The hardware difference between cheaper headphones and more high end ones is obvious from a distance. Where most affordable models pack a set of pretty ordinary drivers, investing a bit more money will get you individually matched, custom voiced drivers with advanced membrane designs. Then we have voice coils and the way they are made. All of these things have a significant impact on the performance of your headphones. Moving on to the cable, most high end models come with double ended cables, each going into one driver. These are usually quality made, oxygen-free copper core cables that prevent all kinds of interference.

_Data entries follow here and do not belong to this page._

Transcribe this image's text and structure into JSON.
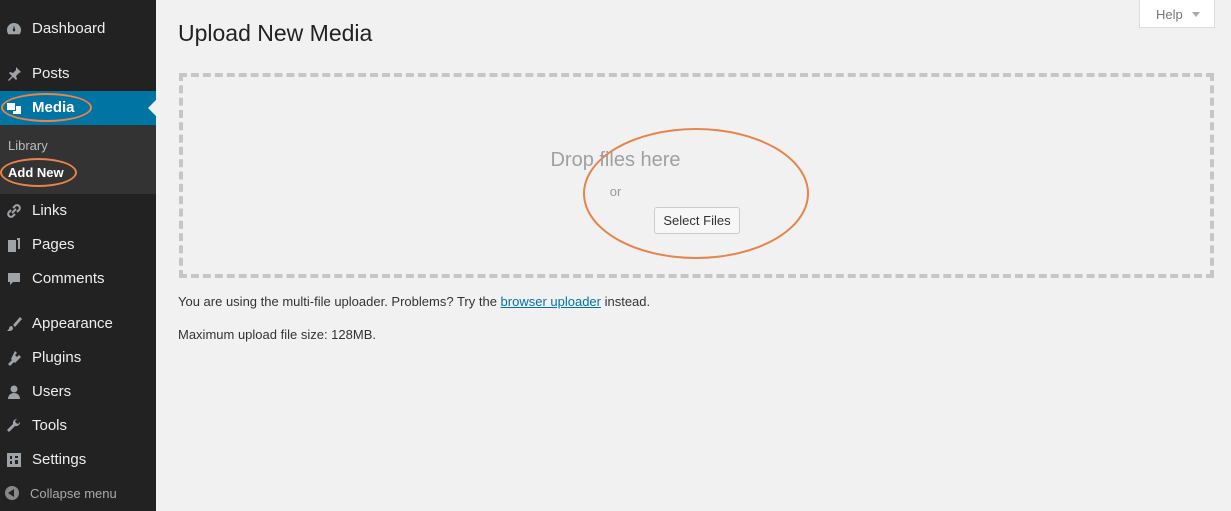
{
  "sidebar": {
    "items": [
      {
        "label": "Dashboard",
        "icon": "dashboard-icon"
      },
      {
        "label": "Posts",
        "icon": "pin-icon"
      },
      {
        "label": "Media",
        "icon": "media-icon"
      },
      {
        "label": "Links",
        "icon": "link-icon"
      },
      {
        "label": "Pages",
        "icon": "pages-icon"
      },
      {
        "label": "Comments",
        "icon": "comment-icon"
      },
      {
        "label": "Appearance",
        "icon": "brush-icon"
      },
      {
        "label": "Plugins",
        "icon": "plugin-icon"
      },
      {
        "label": "Users",
        "icon": "user-icon"
      },
      {
        "label": "Tools",
        "icon": "wrench-icon"
      },
      {
        "label": "Settings",
        "icon": "settings-icon"
      }
    ],
    "submenu": [
      {
        "label": "Library"
      },
      {
        "label": "Add New"
      }
    ],
    "collapse_label": "Collapse menu"
  },
  "header": {
    "title": "Upload New Media"
  },
  "help": {
    "label": "Help"
  },
  "uploader": {
    "drop_text": "Drop files here",
    "or_text": "or",
    "select_button": "Select Files"
  },
  "info": {
    "line1_pre": "You are using the multi-file uploader. Problems? Try the ",
    "line1_link": "browser uploader",
    "line1_post": " instead.",
    "line2": "Maximum upload file size: 128MB."
  },
  "colors": {
    "sidebar_bg": "#222222",
    "submenu_bg": "#333333",
    "accent": "#0074a2",
    "annotation": "#e8834a"
  }
}
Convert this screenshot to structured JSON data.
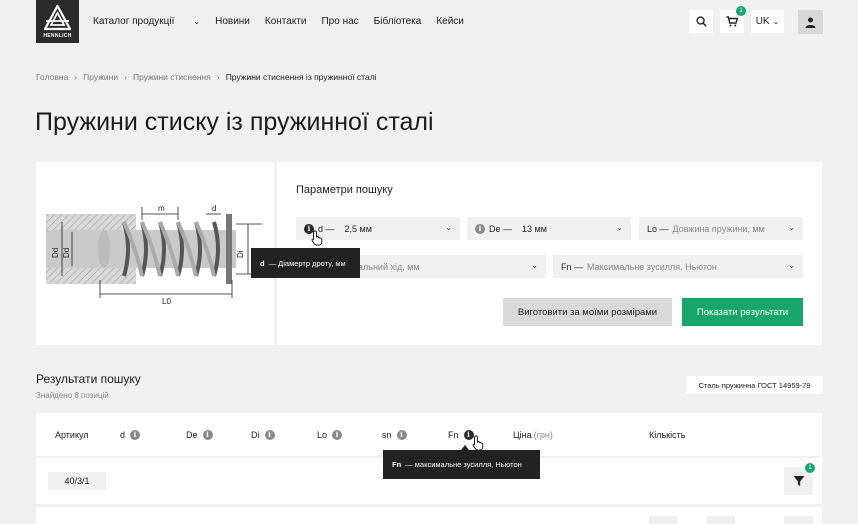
{
  "header": {
    "logo_text": "HENNLICH",
    "nav": [
      {
        "label": "Каталог продукції"
      },
      {
        "label": "Новини"
      },
      {
        "label": "Контакти"
      },
      {
        "label": "Про нас"
      },
      {
        "label": "Бібліотека"
      },
      {
        "label": "Кейси"
      }
    ],
    "cart_count": "1",
    "language": "UK"
  },
  "breadcrumb": [
    "Головна",
    "Пружини",
    "Пружини стиснення",
    "Пружини стиснення із пружинної сталі"
  ],
  "page_title": "Пружини стиску із пружинної сталі",
  "diagram": {
    "labels": [
      "m",
      "d",
      "Dd",
      "Dd",
      "Di",
      "L0"
    ]
  },
  "search": {
    "title": "Параметри пошуку",
    "fields": [
      {
        "label": "d —",
        "value": "2,5 мм"
      },
      {
        "label": "De —",
        "value": "13 мм"
      },
      {
        "label": "Lo —",
        "placeholder": "Довжина пружини, мм"
      },
      {
        "placeholder": "альний хід, мм"
      },
      {
        "label": "Fn —",
        "placeholder": "Максимальне зусилля, Ньютон"
      }
    ],
    "btn_custom": "Виготовити за моїми розмірами",
    "btn_show": "Показати результати"
  },
  "tooltips": {
    "d": {
      "key": "d",
      "text": "— Діамертр дроту, мм"
    },
    "fn": {
      "key": "Fn",
      "text": "— максимальне зусилля, Ньютон"
    }
  },
  "results": {
    "title": "Результати пошуку",
    "count": "Знайдено 8 позицій",
    "badge": "Сталь пружинна ГОСТ 14959-79",
    "columns": [
      {
        "label": "Артикул"
      },
      {
        "label": "d"
      },
      {
        "label": "De"
      },
      {
        "label": "Di"
      },
      {
        "label": "Lo"
      },
      {
        "label": "sn"
      },
      {
        "label": "Fn"
      },
      {
        "label": "Ціна",
        "unit": "(грн)"
      },
      {
        "label": "Кількість"
      }
    ],
    "rows": [
      {
        "article": "40/3/1"
      }
    ],
    "filter_count": "1"
  },
  "colors": {
    "accent": "#17a56e",
    "dark": "#222222",
    "bg": "#f0f0f0"
  }
}
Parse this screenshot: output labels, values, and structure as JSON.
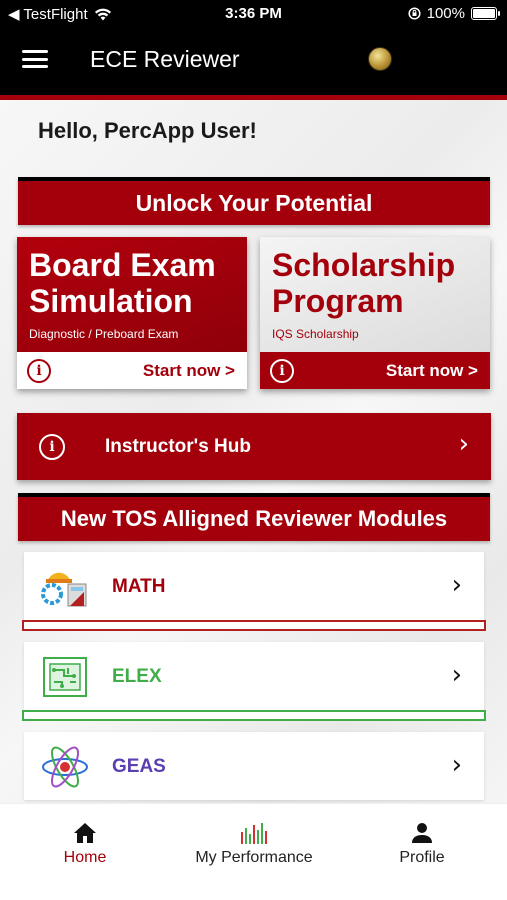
{
  "status_bar": {
    "carrier": "◀ TestFlight",
    "time": "3:36 PM",
    "battery": "100%"
  },
  "app_bar": {
    "title": "ECE Reviewer"
  },
  "greeting": "Hello, PercApp User!",
  "banner_unlock": "Unlock Your Potential",
  "cards": [
    {
      "title_line1": "Board Exam",
      "title_line2": "Simulation",
      "subtitle": "Diagnostic / Preboard Exam",
      "cta": "Start now >"
    },
    {
      "title_line1": "Scholarship",
      "title_line2": "Program",
      "subtitle": "IQS Scholarship",
      "cta": "Start now >"
    }
  ],
  "hub": {
    "label": "Instructor's Hub"
  },
  "banner_modules": "New TOS Alligned Reviewer Modules",
  "modules": [
    {
      "label": "MATH",
      "color": "#a3000b",
      "accent": "#b32020"
    },
    {
      "label": "ELEX",
      "color": "#3fae49",
      "accent": "#3fae49"
    },
    {
      "label": "GEAS",
      "color": "#5b3fb0",
      "accent": "#5b3fb0"
    }
  ],
  "bottom_nav": {
    "home": "Home",
    "performance": "My Performance",
    "profile": "Profile"
  },
  "colors": {
    "brand_red": "#a3000b",
    "topbar": "#000000"
  }
}
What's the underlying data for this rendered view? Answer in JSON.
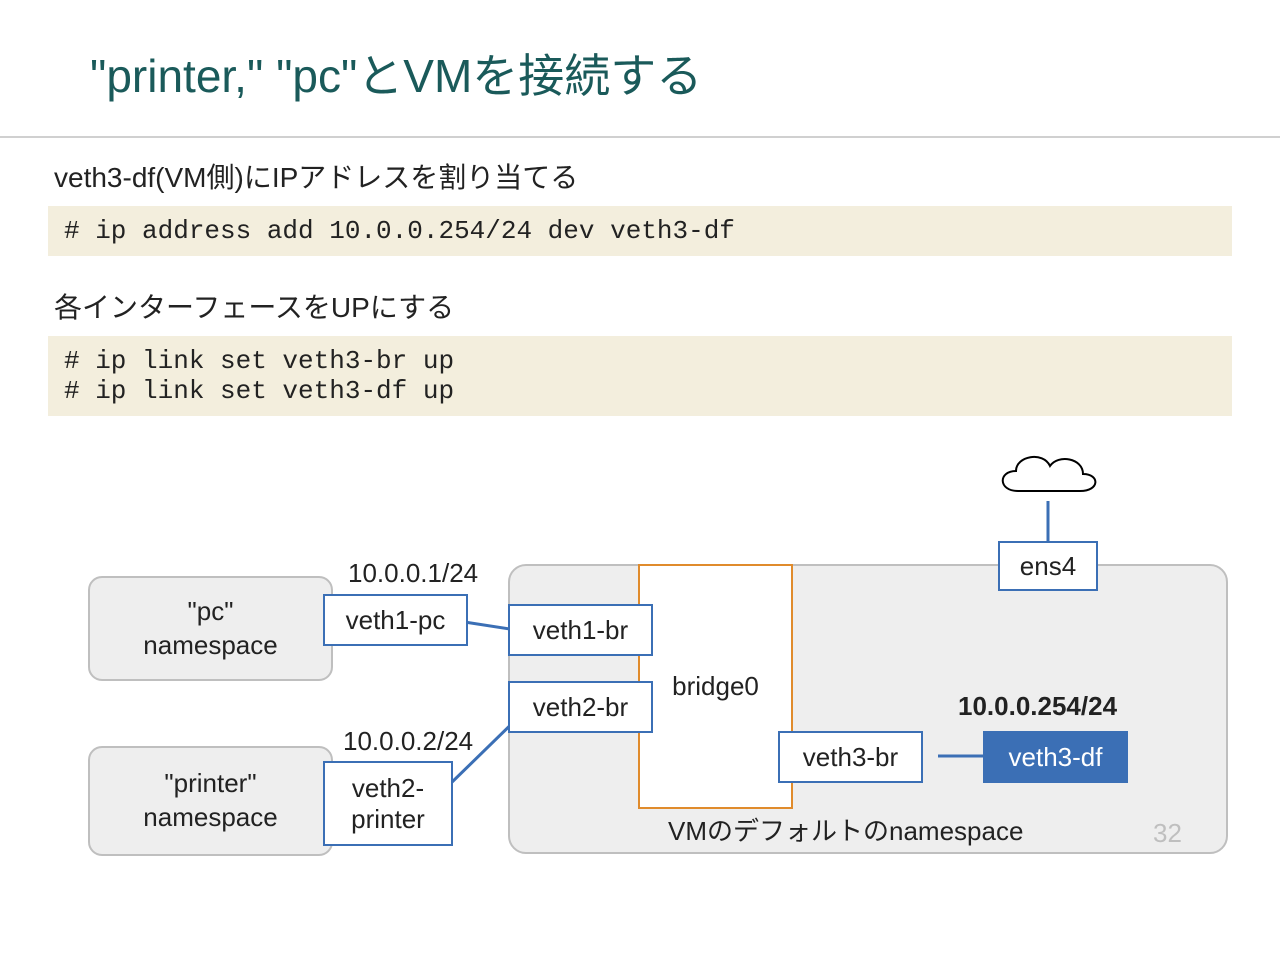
{
  "title": "\"printer,\" \"pc\"とVMを接続する",
  "para1": "veth3-df(VM側)にIPアドレスを割り当てる",
  "code1": "# ip address add 10.0.0.254/24 dev veth3-df",
  "para2": "各インターフェースをUPにする",
  "code2": "# ip link set veth3-br up\n# ip link set veth3-df up",
  "diagram": {
    "pc_ns": "\"pc\"\nnamespace",
    "printer_ns": "\"printer\"\nnamespace",
    "veth1_pc": "veth1-pc",
    "veth2_printer": "veth2-\nprinter",
    "veth1_br": "veth1-br",
    "veth2_br": "veth2-br",
    "bridge0": "bridge0",
    "veth3_br": "veth3-br",
    "veth3_df": "veth3-df",
    "ens4": "ens4",
    "ip1": "10.0.0.1/24",
    "ip2": "10.0.0.2/24",
    "ip3": "10.0.0.254/24",
    "vm_caption": "VMのデフォルトのnamespace"
  },
  "page_number": "32"
}
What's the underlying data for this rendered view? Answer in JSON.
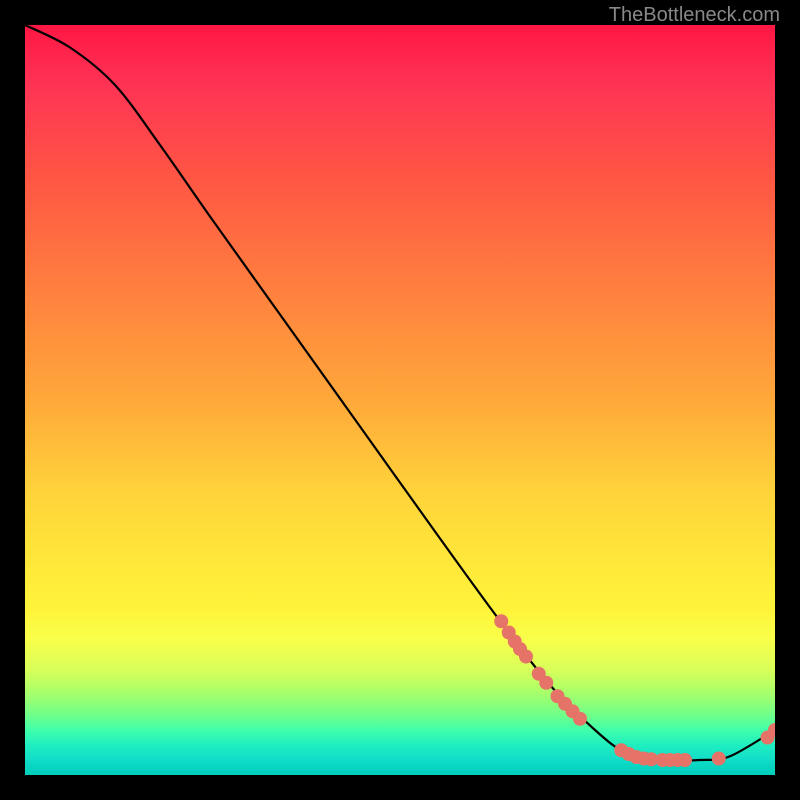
{
  "watermark": "TheBottleneck.com",
  "chart_data": {
    "type": "line",
    "title": "",
    "xlabel": "",
    "ylabel": "",
    "xlim": [
      0,
      100
    ],
    "ylim": [
      0,
      100
    ],
    "curve": {
      "name": "bottleneck-curve",
      "points": [
        {
          "x": 0,
          "y": 100
        },
        {
          "x": 6,
          "y": 97
        },
        {
          "x": 12,
          "y": 92
        },
        {
          "x": 18,
          "y": 84
        },
        {
          "x": 25,
          "y": 74
        },
        {
          "x": 35,
          "y": 60
        },
        {
          "x": 45,
          "y": 46
        },
        {
          "x": 55,
          "y": 32
        },
        {
          "x": 63,
          "y": 21
        },
        {
          "x": 70,
          "y": 12
        },
        {
          "x": 76,
          "y": 6
        },
        {
          "x": 80,
          "y": 3
        },
        {
          "x": 84,
          "y": 2
        },
        {
          "x": 90,
          "y": 2
        },
        {
          "x": 94,
          "y": 2.5
        },
        {
          "x": 100,
          "y": 6
        }
      ]
    },
    "markers": [
      {
        "x": 63.5,
        "y": 20.5
      },
      {
        "x": 64.5,
        "y": 19.0
      },
      {
        "x": 65.3,
        "y": 17.8
      },
      {
        "x": 66.0,
        "y": 16.8
      },
      {
        "x": 66.8,
        "y": 15.8
      },
      {
        "x": 68.5,
        "y": 13.5
      },
      {
        "x": 69.5,
        "y": 12.3
      },
      {
        "x": 71.0,
        "y": 10.5
      },
      {
        "x": 72.0,
        "y": 9.5
      },
      {
        "x": 73.0,
        "y": 8.5
      },
      {
        "x": 74.0,
        "y": 7.5
      },
      {
        "x": 79.5,
        "y": 3.3
      },
      {
        "x": 80.5,
        "y": 2.8
      },
      {
        "x": 81.5,
        "y": 2.4
      },
      {
        "x": 82.5,
        "y": 2.2
      },
      {
        "x": 83.5,
        "y": 2.1
      },
      {
        "x": 85.0,
        "y": 2.0
      },
      {
        "x": 86.0,
        "y": 2.0
      },
      {
        "x": 87.0,
        "y": 2.0
      },
      {
        "x": 88.0,
        "y": 2.0
      },
      {
        "x": 92.5,
        "y": 2.2
      },
      {
        "x": 99.0,
        "y": 5.0
      },
      {
        "x": 100.0,
        "y": 6.0
      }
    ]
  }
}
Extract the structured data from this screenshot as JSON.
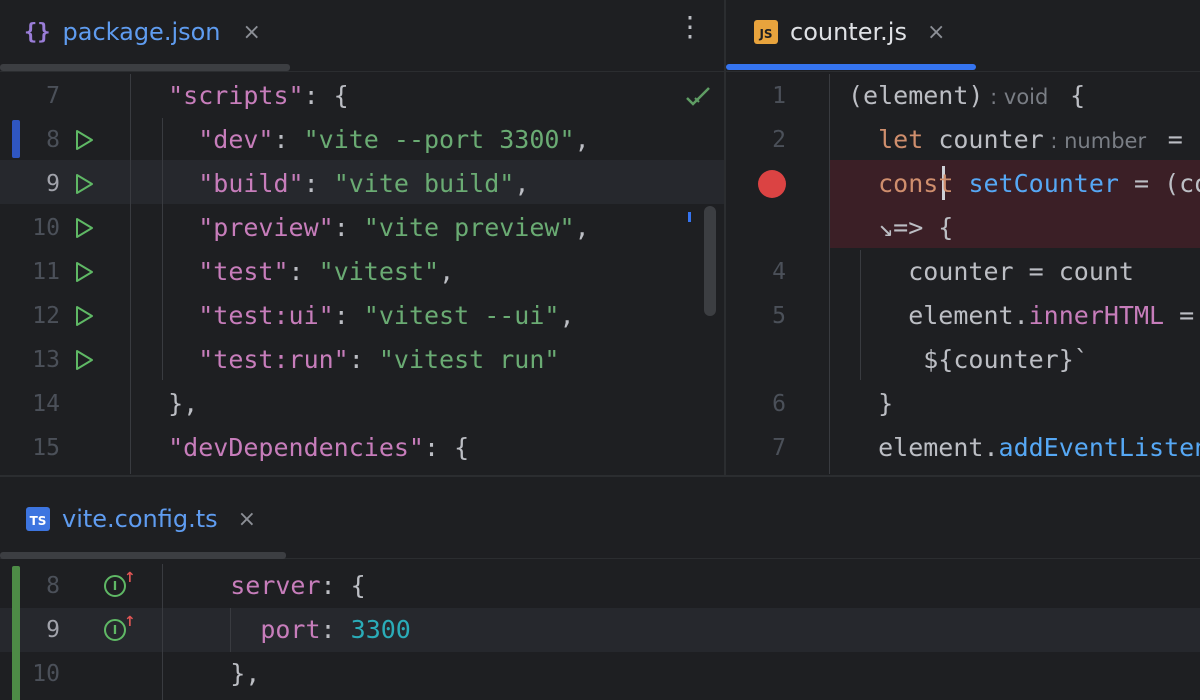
{
  "left_pane": {
    "tab": {
      "icon": "{}",
      "label": "package.json",
      "close": "×"
    },
    "menu_icon": "⋮",
    "lines": [
      {
        "num": "7",
        "tokens": [
          [
            "d",
            "  "
          ],
          [
            "p",
            "\"scripts\""
          ],
          [
            "d",
            ": {"
          ]
        ]
      },
      {
        "num": "8",
        "tokens": [
          [
            "d",
            "    "
          ],
          [
            "p",
            "\"dev\""
          ],
          [
            "d",
            ": "
          ],
          [
            "s",
            "\"vite --port 3300\""
          ],
          [
            "d",
            ","
          ]
        ]
      },
      {
        "num": "9",
        "tokens": [
          [
            "d",
            "    "
          ],
          [
            "p",
            "\"build\""
          ],
          [
            "d",
            ": "
          ],
          [
            "s",
            "\"vite build\""
          ],
          [
            "d",
            ","
          ]
        ]
      },
      {
        "num": "10",
        "tokens": [
          [
            "d",
            "    "
          ],
          [
            "p",
            "\"preview\""
          ],
          [
            "d",
            ": "
          ],
          [
            "s",
            "\"vite preview\""
          ],
          [
            "d",
            ","
          ]
        ]
      },
      {
        "num": "11",
        "tokens": [
          [
            "d",
            "    "
          ],
          [
            "p",
            "\"test\""
          ],
          [
            "d",
            ": "
          ],
          [
            "s",
            "\"vitest\""
          ],
          [
            "d",
            ","
          ]
        ]
      },
      {
        "num": "12",
        "tokens": [
          [
            "d",
            "    "
          ],
          [
            "p",
            "\"test:ui\""
          ],
          [
            "d",
            ": "
          ],
          [
            "s",
            "\"vitest --ui\""
          ],
          [
            "d",
            ","
          ]
        ]
      },
      {
        "num": "13",
        "tokens": [
          [
            "d",
            "    "
          ],
          [
            "p",
            "\"test:run\""
          ],
          [
            "d",
            ": "
          ],
          [
            "s",
            "\"vitest run\""
          ]
        ]
      },
      {
        "num": "14",
        "tokens": [
          [
            "d",
            "  },"
          ]
        ]
      },
      {
        "num": "15",
        "tokens": [
          [
            "d",
            "  "
          ],
          [
            "p",
            "\"devDependencies\""
          ],
          [
            "d",
            ": {"
          ]
        ]
      }
    ]
  },
  "right_pane": {
    "tab": {
      "icon": "JS",
      "label": "counter.js",
      "close": "×"
    },
    "lines": [
      {
        "num": "1",
        "tokens": [
          [
            "d",
            "(element)"
          ],
          [
            "hint",
            " : void "
          ],
          [
            "d",
            " {"
          ]
        ]
      },
      {
        "num": "2",
        "tokens": [
          [
            "d",
            "  "
          ],
          [
            "k",
            "let"
          ],
          [
            "d",
            " counter"
          ],
          [
            "hint",
            " : number "
          ],
          [
            "d",
            " ="
          ]
        ]
      },
      {
        "num": "",
        "tokens": [
          [
            "d",
            "  "
          ],
          [
            "k",
            "const"
          ],
          [
            "d",
            " "
          ],
          [
            "f",
            "setCounter"
          ],
          [
            "d",
            " = (co"
          ]
        ]
      },
      {
        "num": "",
        "tokens": [
          [
            "d",
            "  ↘=> {"
          ]
        ]
      },
      {
        "num": "4",
        "tokens": [
          [
            "d",
            "    counter = count"
          ]
        ]
      },
      {
        "num": "5",
        "tokens": [
          [
            "d",
            "    element."
          ],
          [
            "p",
            "innerHTML"
          ],
          [
            "d",
            " ="
          ]
        ]
      },
      {
        "num": "",
        "tokens": [
          [
            "d",
            "     ${counter}`"
          ]
        ]
      },
      {
        "num": "6",
        "tokens": [
          [
            "d",
            "  }"
          ]
        ]
      },
      {
        "num": "7",
        "tokens": [
          [
            "d",
            "  element."
          ],
          [
            "f",
            "addEventListen"
          ]
        ]
      }
    ]
  },
  "bottom_pane": {
    "tab": {
      "icon": "TS",
      "label": "vite.config.ts",
      "close": "×"
    },
    "lines": [
      {
        "num": "8",
        "tokens": [
          [
            "d",
            "    "
          ],
          [
            "p",
            "server"
          ],
          [
            "d",
            ": {"
          ]
        ]
      },
      {
        "num": "9",
        "tokens": [
          [
            "d",
            "      "
          ],
          [
            "p",
            "port"
          ],
          [
            "d",
            ": "
          ],
          [
            "n",
            "3300"
          ]
        ]
      },
      {
        "num": "10",
        "tokens": [
          [
            "d",
            "    },"
          ]
        ]
      }
    ]
  }
}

The actual sub frame of the headphones is falls under hardware as well. There are too many headphones out there with actual potential, which are ruined by weak frames and structure in general. When you have high quality aluminum spanning through the entire headband and forks, you just know that those headphones are made to last. Does that mean that composite materials are unacceptable? Not at all, but there is a difference between high end ABS and that brittle, cheap plastics.
Here’s where we get to really interesting stuff. In lower segments of the market, brands rely on the drivers alone to deliver the performance. Stepping into the major leagues changes that to a point. Once you are paying big money for your headphones, you will often find that brands include a number of proprietary technologies in order to compliment or boost the performance of their hardware. Exactly what type of tech you will run into depends on the brand you go with and the specific model of headphones. In most cases, the effects of these features will be overwhelmingly positive.
Moving on to less significant features, we have backup ear pads, protective cases or bags and similar. It is only normal to expect this type of stuff when you are spending this t ype of money. With that said, any additional features shouldn’t really be the deciding factor in your choice. Most of these things can be acquired for just about any pair of headphones out there. Still, those are all things that are cool to have.
As always, performance is what it’s all about at the end of the day. With high end studio headphones, you have a choice. You can either go with high impedance models that will reach their peak performance only when plugged into a good amplifier, or a low impedance set. Each of these has their pros and cons which should be factored in your decision making process. For example, if you are someone who travels often and has to work on the go, low impedance headphones might be a much better solution for you. On the other hand, if you are mainly working from your studio, having that high impedance could be the right way to go.
When it comes to transparency, things get a bit more difficult. Before we get any further, let’s just say that almost all headphones in this segment of the market will be flat enough for mixing as well as recording music. There will, however be some differences based on your choice of headphones. Closed back headphones are usually more transparent than open back ones. On a similar note, open back headphones sacrifice some of that transparency on account of spatial definition and clarity.
After all, having a well defined sound stage is imperative for certain genres of music. As overwhelming as all of this sounds, having the option to fine tune these preferences is exactly what makes high end headphones so attractive.
High end studio headphones are tools before anything else. What kind of tool you will need is something only you know. We have shown you what we consider to be the absolute best choices for this price range. With that said, it’s fairly safe to say that any of the headphones we’ve mentioned today, will work well no matter what. Making the leap into these waters can be intimidating, but as long as you know it is a tool you are purchasing, the decision should be too hard. Investing in what you are passionate about is always a good idea.